When you reach the records below, output every one exactly as written but leave out any pictures.

____

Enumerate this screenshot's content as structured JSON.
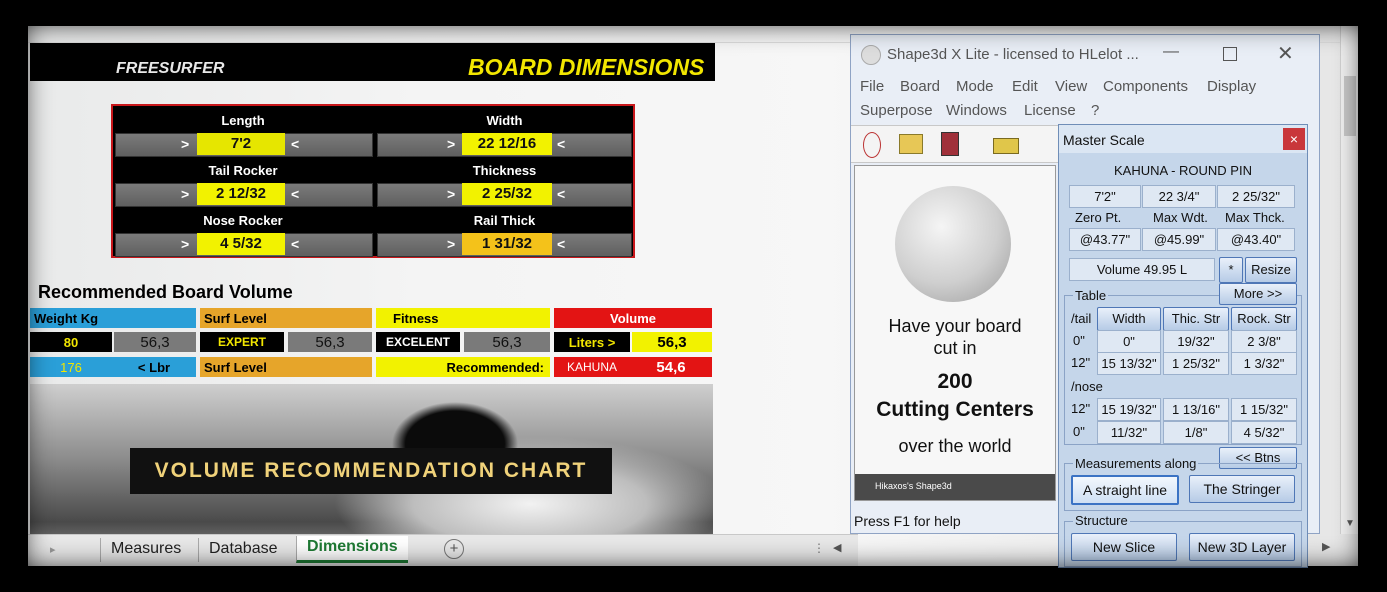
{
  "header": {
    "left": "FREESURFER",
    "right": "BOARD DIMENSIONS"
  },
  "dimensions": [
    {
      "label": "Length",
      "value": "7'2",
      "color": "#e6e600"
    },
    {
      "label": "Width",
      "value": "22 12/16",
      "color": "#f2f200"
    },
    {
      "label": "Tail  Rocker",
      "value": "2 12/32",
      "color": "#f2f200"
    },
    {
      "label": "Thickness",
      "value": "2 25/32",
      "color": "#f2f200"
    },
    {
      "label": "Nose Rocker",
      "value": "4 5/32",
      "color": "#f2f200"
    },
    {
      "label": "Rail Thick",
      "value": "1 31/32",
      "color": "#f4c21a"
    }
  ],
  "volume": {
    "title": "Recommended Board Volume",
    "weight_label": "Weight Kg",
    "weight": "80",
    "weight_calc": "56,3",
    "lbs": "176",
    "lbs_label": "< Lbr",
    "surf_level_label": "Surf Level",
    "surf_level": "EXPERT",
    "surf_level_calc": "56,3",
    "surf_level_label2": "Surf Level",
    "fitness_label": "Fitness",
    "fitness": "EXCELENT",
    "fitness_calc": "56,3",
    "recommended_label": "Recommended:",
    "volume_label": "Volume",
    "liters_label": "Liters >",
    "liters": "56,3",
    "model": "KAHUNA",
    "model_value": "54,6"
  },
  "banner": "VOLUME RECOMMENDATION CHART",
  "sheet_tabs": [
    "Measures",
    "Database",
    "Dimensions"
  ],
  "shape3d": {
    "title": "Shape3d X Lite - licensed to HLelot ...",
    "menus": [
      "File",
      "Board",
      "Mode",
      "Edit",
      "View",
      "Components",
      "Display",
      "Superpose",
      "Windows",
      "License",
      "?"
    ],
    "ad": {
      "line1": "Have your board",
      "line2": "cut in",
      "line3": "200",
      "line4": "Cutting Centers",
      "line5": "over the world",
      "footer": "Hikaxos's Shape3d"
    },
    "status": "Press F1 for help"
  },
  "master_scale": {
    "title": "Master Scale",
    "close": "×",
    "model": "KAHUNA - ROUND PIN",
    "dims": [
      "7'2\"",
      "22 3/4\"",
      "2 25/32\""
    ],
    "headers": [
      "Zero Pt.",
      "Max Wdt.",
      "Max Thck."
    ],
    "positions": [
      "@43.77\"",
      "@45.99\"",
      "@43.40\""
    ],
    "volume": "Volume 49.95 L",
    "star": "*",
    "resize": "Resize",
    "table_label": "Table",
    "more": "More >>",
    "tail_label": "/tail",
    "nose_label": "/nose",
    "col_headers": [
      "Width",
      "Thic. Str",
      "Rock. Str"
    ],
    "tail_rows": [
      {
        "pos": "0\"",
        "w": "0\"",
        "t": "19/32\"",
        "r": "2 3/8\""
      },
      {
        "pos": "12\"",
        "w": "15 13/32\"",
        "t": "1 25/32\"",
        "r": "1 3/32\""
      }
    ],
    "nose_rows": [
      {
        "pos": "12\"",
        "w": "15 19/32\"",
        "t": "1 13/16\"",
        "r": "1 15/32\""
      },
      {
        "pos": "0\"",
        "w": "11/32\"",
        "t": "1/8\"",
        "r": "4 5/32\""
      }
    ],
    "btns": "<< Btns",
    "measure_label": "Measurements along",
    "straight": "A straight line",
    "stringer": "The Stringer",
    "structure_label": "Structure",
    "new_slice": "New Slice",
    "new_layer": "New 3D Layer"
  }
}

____

- Result of this task:
Enumerate this screenshot's content as structured JSON.
{
  "header": {
    "left": "FREESURFER",
    "right": "BOARD DIMENSIONS"
  },
  "dimensions": [
    {
      "label": "Length",
      "value": "7'2",
      "color": "#e6e600"
    },
    {
      "label": "Width",
      "value": "22 12/16",
      "color": "#f2f200"
    },
    {
      "label": "Tail  Rocker",
      "value": "2 12/32",
      "color": "#f2f200"
    },
    {
      "label": "Thickness",
      "value": "2 25/32",
      "color": "#f2f200"
    },
    {
      "label": "Nose Rocker",
      "value": "4 5/32",
      "color": "#f2f200"
    },
    {
      "label": "Rail Thick",
      "value": "1 31/32",
      "color": "#f4c21a"
    }
  ],
  "volume": {
    "title": "Recommended Board Volume",
    "weight_label": "Weight Kg",
    "weight": "80",
    "weight_calc": "56,3",
    "lbs": "176",
    "lbs_label": "< Lbr",
    "surf_level_label": "Surf Level",
    "surf_level": "EXPERT",
    "surf_level_calc": "56,3",
    "surf_level_label2": "Surf Level",
    "fitness_label": "Fitness",
    "fitness": "EXCELENT",
    "fitness_calc": "56,3",
    "recommended_label": "Recommended:",
    "volume_label": "Volume",
    "liters_label": "Liters >",
    "liters": "56,3",
    "model": "KAHUNA",
    "model_value": "54,6"
  },
  "banner": "VOLUME RECOMMENDATION CHART",
  "sheet_tabs": [
    "Measures",
    "Database",
    "Dimensions"
  ],
  "shape3d": {
    "title": "Shape3d X Lite - licensed to HLelot ...",
    "menus": [
      "File",
      "Board",
      "Mode",
      "Edit",
      "View",
      "Components",
      "Display",
      "Superpose",
      "Windows",
      "License",
      "?"
    ],
    "ad": {
      "line1": "Have your board",
      "line2": "cut in",
      "line3": "200",
      "line4": "Cutting Centers",
      "line5": "over the world",
      "footer": "Hikaxos's Shape3d"
    },
    "status": "Press F1 for help"
  },
  "master_scale": {
    "title": "Master Scale",
    "close": "×",
    "model": "KAHUNA - ROUND PIN",
    "dims": [
      "7'2\"",
      "22 3/4\"",
      "2 25/32\""
    ],
    "headers": [
      "Zero Pt.",
      "Max Wdt.",
      "Max Thck."
    ],
    "positions": [
      "@43.77\"",
      "@45.99\"",
      "@43.40\""
    ],
    "volume": "Volume 49.95 L",
    "star": "*",
    "resize": "Resize",
    "table_label": "Table",
    "more": "More >>",
    "tail_label": "/tail",
    "nose_label": "/nose",
    "col_headers": [
      "Width",
      "Thic. Str",
      "Rock. Str"
    ],
    "tail_rows": [
      {
        "pos": "0\"",
        "w": "0\"",
        "t": "19/32\"",
        "r": "2 3/8\""
      },
      {
        "pos": "12\"",
        "w": "15 13/32\"",
        "t": "1 25/32\"",
        "r": "1 3/32\""
      }
    ],
    "nose_rows": [
      {
        "pos": "12\"",
        "w": "15 19/32\"",
        "t": "1 13/16\"",
        "r": "1 15/32\""
      },
      {
        "pos": "0\"",
        "w": "11/32\"",
        "t": "1/8\"",
        "r": "4 5/32\""
      }
    ],
    "btns": "<< Btns",
    "measure_label": "Measurements along",
    "straight": "A straight line",
    "stringer": "The Stringer",
    "structure_label": "Structure",
    "new_slice": "New Slice",
    "new_layer": "New 3D Layer"
  }
}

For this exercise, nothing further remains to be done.